|8 points coming together nicely|
|A bit off--one of the points is "hidden"|
|3" block, pretty precise|
|One more set of 3" blocks|
I am hoping you are after precise piecing, intersections that intersect, points that are sharp. Now, having said this, you should know that I describe myself as a "95% quilter"--close is good enough most of the time. If you are planning to enter international competition, that is NOT good enough. If you are making quilts for people you love, it is fine AND you get to decide how precise it has to be. I started 30 years ago as a "50% quilter" and was happy with that. You will get better the more quilts you make.
One more DISCLAIMER: I am not the quilt police and there is more than one way to complete any task. I will show you what works for me and what has worked very well for the more than 1000 beginning quiltmaking students I have taught over the years. If you have a different method that works well for you, I am happy for you and encourage you to keep at it. That is why there is chocolate AND vanilla--you get to choose. If you want some tips on how to improve, keep reading...
It starts with the cutting and that is where beginners seem to have trouble. Rotary cutting changed EVERYTHING in quilting and is one of the primary reasons our industry has grown so much in the last 40 years. Blades are sharp, rulers are abundant, and you need to learn how to use them. My shots are for right-handed people. Left-handed people can make great quilts--they just do everything upside down and backwards.

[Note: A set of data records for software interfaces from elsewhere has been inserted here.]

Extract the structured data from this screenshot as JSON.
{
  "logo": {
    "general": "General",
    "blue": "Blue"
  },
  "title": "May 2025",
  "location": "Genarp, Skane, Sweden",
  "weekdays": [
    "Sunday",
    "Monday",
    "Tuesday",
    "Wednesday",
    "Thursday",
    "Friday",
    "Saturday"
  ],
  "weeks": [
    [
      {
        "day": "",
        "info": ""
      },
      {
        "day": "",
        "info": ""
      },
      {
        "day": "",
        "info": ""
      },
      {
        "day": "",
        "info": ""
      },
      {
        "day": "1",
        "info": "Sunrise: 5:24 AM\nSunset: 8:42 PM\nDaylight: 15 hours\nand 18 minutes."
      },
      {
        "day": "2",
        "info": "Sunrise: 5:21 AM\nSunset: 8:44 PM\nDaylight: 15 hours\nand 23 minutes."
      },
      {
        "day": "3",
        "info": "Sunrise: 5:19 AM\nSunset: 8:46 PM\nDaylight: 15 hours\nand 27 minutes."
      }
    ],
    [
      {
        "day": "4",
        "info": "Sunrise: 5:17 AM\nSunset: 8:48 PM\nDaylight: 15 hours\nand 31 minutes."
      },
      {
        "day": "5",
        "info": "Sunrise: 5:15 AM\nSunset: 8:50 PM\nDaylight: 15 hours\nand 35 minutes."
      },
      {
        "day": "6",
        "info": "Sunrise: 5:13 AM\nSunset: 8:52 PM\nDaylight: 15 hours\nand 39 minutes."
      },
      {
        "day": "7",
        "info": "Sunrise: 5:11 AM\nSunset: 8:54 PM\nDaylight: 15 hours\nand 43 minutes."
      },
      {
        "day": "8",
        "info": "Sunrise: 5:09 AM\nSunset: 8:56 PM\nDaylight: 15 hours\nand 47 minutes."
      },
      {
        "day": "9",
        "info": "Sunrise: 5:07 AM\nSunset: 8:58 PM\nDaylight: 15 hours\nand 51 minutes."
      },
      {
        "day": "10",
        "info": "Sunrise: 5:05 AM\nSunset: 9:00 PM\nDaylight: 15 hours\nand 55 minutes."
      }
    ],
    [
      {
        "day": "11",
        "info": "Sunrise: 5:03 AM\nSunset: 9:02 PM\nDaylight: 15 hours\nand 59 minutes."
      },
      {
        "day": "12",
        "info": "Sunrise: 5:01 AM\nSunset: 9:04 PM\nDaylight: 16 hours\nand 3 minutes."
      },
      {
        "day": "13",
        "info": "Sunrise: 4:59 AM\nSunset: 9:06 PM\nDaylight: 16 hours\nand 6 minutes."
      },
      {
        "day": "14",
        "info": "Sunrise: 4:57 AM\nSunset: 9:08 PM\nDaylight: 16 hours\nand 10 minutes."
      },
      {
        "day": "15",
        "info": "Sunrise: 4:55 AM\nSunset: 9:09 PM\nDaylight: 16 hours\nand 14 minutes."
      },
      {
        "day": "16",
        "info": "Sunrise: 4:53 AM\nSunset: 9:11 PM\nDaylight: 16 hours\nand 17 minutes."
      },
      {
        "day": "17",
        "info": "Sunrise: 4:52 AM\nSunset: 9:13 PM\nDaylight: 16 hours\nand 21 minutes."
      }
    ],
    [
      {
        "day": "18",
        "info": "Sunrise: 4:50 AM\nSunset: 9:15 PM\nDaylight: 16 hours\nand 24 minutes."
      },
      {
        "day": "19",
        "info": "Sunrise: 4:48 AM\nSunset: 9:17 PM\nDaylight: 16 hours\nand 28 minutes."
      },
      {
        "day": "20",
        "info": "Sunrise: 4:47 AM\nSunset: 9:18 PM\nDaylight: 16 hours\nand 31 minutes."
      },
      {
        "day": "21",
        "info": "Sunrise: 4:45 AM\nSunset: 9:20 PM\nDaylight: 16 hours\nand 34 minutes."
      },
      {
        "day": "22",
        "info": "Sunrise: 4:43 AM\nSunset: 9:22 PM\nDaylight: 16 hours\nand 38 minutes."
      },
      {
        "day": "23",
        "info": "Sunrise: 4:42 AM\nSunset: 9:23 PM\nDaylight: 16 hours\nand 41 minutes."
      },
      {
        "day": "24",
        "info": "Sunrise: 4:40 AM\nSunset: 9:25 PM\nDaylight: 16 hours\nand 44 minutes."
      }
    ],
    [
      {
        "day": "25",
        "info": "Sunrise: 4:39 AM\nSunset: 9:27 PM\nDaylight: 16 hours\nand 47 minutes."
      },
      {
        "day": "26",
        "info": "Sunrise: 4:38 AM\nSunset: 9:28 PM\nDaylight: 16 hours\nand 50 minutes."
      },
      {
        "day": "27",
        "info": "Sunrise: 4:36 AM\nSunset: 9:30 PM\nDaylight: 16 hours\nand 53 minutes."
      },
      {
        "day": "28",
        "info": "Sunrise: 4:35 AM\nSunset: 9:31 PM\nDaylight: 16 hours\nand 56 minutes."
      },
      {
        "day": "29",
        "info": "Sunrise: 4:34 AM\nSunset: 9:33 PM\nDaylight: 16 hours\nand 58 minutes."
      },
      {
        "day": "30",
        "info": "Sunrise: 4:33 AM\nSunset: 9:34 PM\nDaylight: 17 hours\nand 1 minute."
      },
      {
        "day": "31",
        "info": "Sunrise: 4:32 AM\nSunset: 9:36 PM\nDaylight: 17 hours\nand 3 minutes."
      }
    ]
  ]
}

I prefer to cut only two layers at a time and use a 45 mm blade for this. (Olfa is my favorite brand for their sharp blades and ease of use.) When I cut four layers, I use a 60 mm blade--not often but occasionally. My favorite rulers are Creative Grids and Omnigrip--my students get instantly better when they switch to these--the built-in grippers on the underside of the rulers minimize slipping.
You want the edge of the fabric to split the measuring line in half--it is hard to see as this line is black and the fabric is deep purple. So let's try another fabric and ruler:
The yellow fabric splits the black line exactly in half. If you can see the green mat to the right of the black line, it is too narrow. If you can see the yellow fabric to the left of the black line, it is too wide. You have to place the ruler somewhere, you might as well place it exactly where it needs to go.
Back to my purple binding strips:
That is the basics of cutting long strips from the Width of Fabric (WOF). If you are using fat quarters, you can fold them in half to cut 22" strips crosswise grain or 18" strips lengthwise grain. That is a whole other topic for another time. If you only have to cut 1 strip, just place the long ruler at the line for the width you need to cut, no sliding necessary. The sliding method works well when the numbers are easy to calculate, like 2", 4" ,6", etc., or my 2.5", 5", 7.5". Once you get into numbers like 2.375" it becomes more difficult and is just as easy to simply cut one strip at a time,
Here is how I cut fabric pieces for a block:
|The block has been rotated 180 degrees so I can clean up the other two edges|
Now to be honest, this little block I am making actually needs four 2" squares and each will have a pencil line drawn on the diagonal. I learned this neat-o trick about a year ago and pass it on to you: Cut one 4" square, draw two pencil lines on both diagonals and then carefully sub-cut the square in half on both directions:
If you were to cut four separate 2" squares and then draw the pencil lines, you would need to draw two lines going vertically and two horizontally to the stripes if you wanted those lines to be lined up like I do. By cutting the four squares at once, with the pencil lines drawn, you get this already done, no thinking necessary.
ONE MORE THING: how to change your blade.
I am often asked by students how often to change their blade. My answer is simple; No one has ever changed a blade and then said "I could have gotten two more weeks out of that old blade". You change it when you get tired of the blade sticking and not cutting all the way through your fabric every time. A new blade makes you feel so good!
And here is how my brand gets changed correctly, yours may be different:
If you are still here, thanks for staying with me and if you find this helpful, please share it all over the world. Part 2 will be coming up on the next problem area: The Sewing.